## What you have to do
Every record below must be set down again exactly as given.

## Listed records
◇ ◇ ◇ ◇
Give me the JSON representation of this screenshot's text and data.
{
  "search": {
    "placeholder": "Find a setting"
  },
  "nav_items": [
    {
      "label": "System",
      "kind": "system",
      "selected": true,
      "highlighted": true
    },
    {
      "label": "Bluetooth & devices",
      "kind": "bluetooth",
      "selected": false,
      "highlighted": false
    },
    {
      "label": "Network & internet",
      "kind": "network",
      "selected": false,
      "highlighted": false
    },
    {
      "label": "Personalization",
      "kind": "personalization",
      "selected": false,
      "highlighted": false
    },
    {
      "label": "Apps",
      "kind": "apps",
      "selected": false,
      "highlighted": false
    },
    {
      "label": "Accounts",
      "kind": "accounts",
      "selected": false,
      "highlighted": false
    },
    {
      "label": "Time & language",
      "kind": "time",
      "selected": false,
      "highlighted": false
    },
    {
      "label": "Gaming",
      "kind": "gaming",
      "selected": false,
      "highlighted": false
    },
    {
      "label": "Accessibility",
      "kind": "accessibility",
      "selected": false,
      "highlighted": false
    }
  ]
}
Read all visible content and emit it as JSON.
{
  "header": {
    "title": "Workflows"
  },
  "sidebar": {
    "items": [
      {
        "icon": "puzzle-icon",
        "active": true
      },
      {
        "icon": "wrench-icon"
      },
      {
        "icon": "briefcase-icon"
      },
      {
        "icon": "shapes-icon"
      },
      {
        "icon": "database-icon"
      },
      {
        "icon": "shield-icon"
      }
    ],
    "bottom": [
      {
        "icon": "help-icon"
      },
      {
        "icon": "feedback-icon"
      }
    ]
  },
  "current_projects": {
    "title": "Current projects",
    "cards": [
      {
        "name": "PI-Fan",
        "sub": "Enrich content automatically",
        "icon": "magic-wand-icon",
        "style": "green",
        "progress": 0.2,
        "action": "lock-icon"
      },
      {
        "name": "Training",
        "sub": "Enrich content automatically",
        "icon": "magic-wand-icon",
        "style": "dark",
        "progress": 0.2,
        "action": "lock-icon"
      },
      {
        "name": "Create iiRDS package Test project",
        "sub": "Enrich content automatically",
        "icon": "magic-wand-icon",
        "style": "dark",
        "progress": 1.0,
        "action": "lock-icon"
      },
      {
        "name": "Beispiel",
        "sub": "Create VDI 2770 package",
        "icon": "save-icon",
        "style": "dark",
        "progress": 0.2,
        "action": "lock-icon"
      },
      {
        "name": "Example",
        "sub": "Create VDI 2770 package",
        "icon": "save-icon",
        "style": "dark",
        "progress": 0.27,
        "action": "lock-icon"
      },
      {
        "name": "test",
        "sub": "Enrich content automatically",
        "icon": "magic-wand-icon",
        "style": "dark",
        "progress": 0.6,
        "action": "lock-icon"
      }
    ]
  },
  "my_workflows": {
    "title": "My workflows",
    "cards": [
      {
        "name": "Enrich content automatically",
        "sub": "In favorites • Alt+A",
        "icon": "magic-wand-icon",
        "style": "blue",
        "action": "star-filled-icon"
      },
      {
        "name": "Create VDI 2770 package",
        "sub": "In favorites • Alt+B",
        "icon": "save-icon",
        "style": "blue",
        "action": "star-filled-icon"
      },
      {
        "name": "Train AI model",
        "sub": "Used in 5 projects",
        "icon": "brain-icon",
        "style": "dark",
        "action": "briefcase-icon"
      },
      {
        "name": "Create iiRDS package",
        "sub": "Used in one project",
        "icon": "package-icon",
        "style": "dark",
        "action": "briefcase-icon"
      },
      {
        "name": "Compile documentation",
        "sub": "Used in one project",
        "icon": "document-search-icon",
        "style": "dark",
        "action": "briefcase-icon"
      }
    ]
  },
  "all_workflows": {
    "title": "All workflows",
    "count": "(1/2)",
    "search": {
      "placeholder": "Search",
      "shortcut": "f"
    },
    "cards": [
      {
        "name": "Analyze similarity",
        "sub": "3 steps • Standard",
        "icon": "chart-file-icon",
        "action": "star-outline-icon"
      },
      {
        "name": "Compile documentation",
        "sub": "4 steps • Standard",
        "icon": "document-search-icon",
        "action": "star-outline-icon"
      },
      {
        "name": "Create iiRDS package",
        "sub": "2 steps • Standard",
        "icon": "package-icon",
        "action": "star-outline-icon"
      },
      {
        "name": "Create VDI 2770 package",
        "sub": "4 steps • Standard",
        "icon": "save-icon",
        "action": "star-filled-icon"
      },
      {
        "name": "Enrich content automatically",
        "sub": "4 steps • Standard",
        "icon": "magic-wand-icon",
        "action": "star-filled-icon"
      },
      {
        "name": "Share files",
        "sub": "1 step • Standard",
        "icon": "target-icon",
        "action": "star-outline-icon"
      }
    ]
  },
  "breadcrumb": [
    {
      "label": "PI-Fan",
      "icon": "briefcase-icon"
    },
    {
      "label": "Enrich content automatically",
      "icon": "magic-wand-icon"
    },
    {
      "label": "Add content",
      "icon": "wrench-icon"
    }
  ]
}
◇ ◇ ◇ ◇
## Solution to this exercise
Give me the JSON representation of this screenshot's text and data.
{
  "search": {
    "placeholder": "Find a setting"
  },
  "nav_items": [
    {
      "label": "System",
      "kind": "system",
      "selected": true,
      "highlighted": true
    },
    {
      "label": "Bluetooth & devices",
      "kind": "bluetooth",
      "selected": false,
      "highlighted": false
    },
    {
      "label": "Network & internet",
      "kind": "network",
      "selected": false,
      "highlighted": false
    },
    {
      "label": "Personalization",
      "kind": "personalization",
      "selected": false,
      "highlighted": false
    },
    {
      "label": "Apps",
      "kind": "apps",
      "selected": false,
      "highlighted": false
    },
    {
      "label": "Accounts",
      "kind": "accounts",
      "selected": false,
      "highlighted": false
    },
    {
      "label": "Time & language",
      "kind": "time",
      "selected": false,
      "highlighted": false
    },
    {
      "label": "Gaming",
      "kind": "gaming",
      "selected": false,
      "highlighted": false
    },
    {
      "label": "Accessibility",
      "kind": "accessibility",
      "selected": false,
      "highlighted": false
    }
  ]
}
Read all visible content and emit it as JSON.
{
  "header": {
    "title": "Workflows"
  },
  "sidebar": {
    "items": [
      {
        "icon": "puzzle-icon",
        "active": true
      },
      {
        "icon": "wrench-icon"
      },
      {
        "icon": "briefcase-icon"
      },
      {
        "icon": "shapes-icon"
      },
      {
        "icon": "database-icon"
      },
      {
        "icon": "shield-icon"
      }
    ],
    "bottom": [
      {
        "icon": "help-icon"
      },
      {
        "icon": "feedback-icon"
      }
    ]
  },
  "current_projects": {
    "title": "Current projects",
    "cards": [
      {
        "name": "PI-Fan",
        "sub": "Enrich content automatically",
        "icon": "magic-wand-icon",
        "style": "green",
        "progress": 0.2,
        "action": "lock-icon"
      },
      {
        "name": "Training",
        "sub": "Enrich content automatically",
        "icon": "magic-wand-icon",
        "style": "dark",
        "progress": 0.2,
        "action": "lock-icon"
      },
      {
        "name": "Create iiRDS package Test project",
        "sub": "Enrich content automatically",
        "icon": "magic-wand-icon",
        "style": "dark",
        "progress": 1.0,
        "action": "lock-icon"
      },
      {
        "name": "Beispiel",
        "sub": "Create VDI 2770 package",
        "icon": "save-icon",
        "style": "dark",
        "progress": 0.2,
        "action": "lock-icon"
      },
      {
        "name": "Example",
        "sub": "Create VDI 2770 package",
        "icon": "save-icon",
        "style": "dark",
        "progress": 0.27,
        "action": "lock-icon"
      },
      {
        "name": "test",
        "sub": "Enrich content automatically",
        "icon": "magic-wand-icon",
        "style": "dark",
        "progress": 0.6,
        "action": "lock-icon"
      }
    ]
  },
  "my_workflows": {
    "title": "My workflows",
    "cards": [
      {
        "name": "Enrich content automatically",
        "sub": "In favorites • Alt+A",
        "icon": "magic-wand-icon",
        "style": "blue",
        "action": "star-filled-icon"
      },
      {
        "name": "Create VDI 2770 package",
        "sub": "In favorites • Alt+B",
        "icon": "save-icon",
        "style": "blue",
        "action": "star-filled-icon"
      },
      {
        "name": "Train AI model",
        "sub": "Used in 5 projects",
        "icon": "brain-icon",
        "style": "dark",
        "action": "briefcase-icon"
      },
      {
        "name": "Create iiRDS package",
        "sub": "Used in one project",
        "icon": "package-icon",
        "style": "dark",
        "action": "briefcase-icon"
      },
      {
        "name": "Compile documentation",
        "sub": "Used in one project",
        "icon": "document-search-icon",
        "style": "dark",
        "action": "briefcase-icon"
      }
    ]
  },
  "all_workflows": {
    "title": "All workflows",
    "count": "(1/2)",
    "search": {
      "placeholder": "Search",
      "shortcut": "f"
    },
    "cards": [
      {
        "name": "Analyze similarity",
        "sub": "3 steps • Standard",
        "icon": "chart-file-icon",
        "action": "star-outline-icon"
      },
      {
        "name": "Compile documentation",
        "sub": "4 steps • Standard",
        "icon": "document-search-icon",
        "action": "star-outline-icon"
      },
      {
        "name": "Create iiRDS package",
        "sub": "2 steps • Standard",
        "icon": "package-icon",
        "action": "star-outline-icon"
      },
      {
        "name": "Create VDI 2770 package",
        "sub": "4 steps • Standard",
        "icon": "save-icon",
        "action": "star-filled-icon"
      },
      {
        "name": "Enrich content automatically",
        "sub": "4 steps • Standard",
        "icon": "magic-wand-icon",
        "action": "star-filled-icon"
      },
      {
        "name": "Share files",
        "sub": "1 step • Standard",
        "icon": "target-icon",
        "action": "star-outline-icon"
      }
    ]
  },
  "breadcrumb": [
    {
      "label": "PI-Fan",
      "icon": "briefcase-icon"
    },
    {
      "label": "Enrich content automatically",
      "icon": "magic-wand-icon"
    },
    {
      "label": "Add content",
      "icon": "wrench-icon"
    }
  ]
}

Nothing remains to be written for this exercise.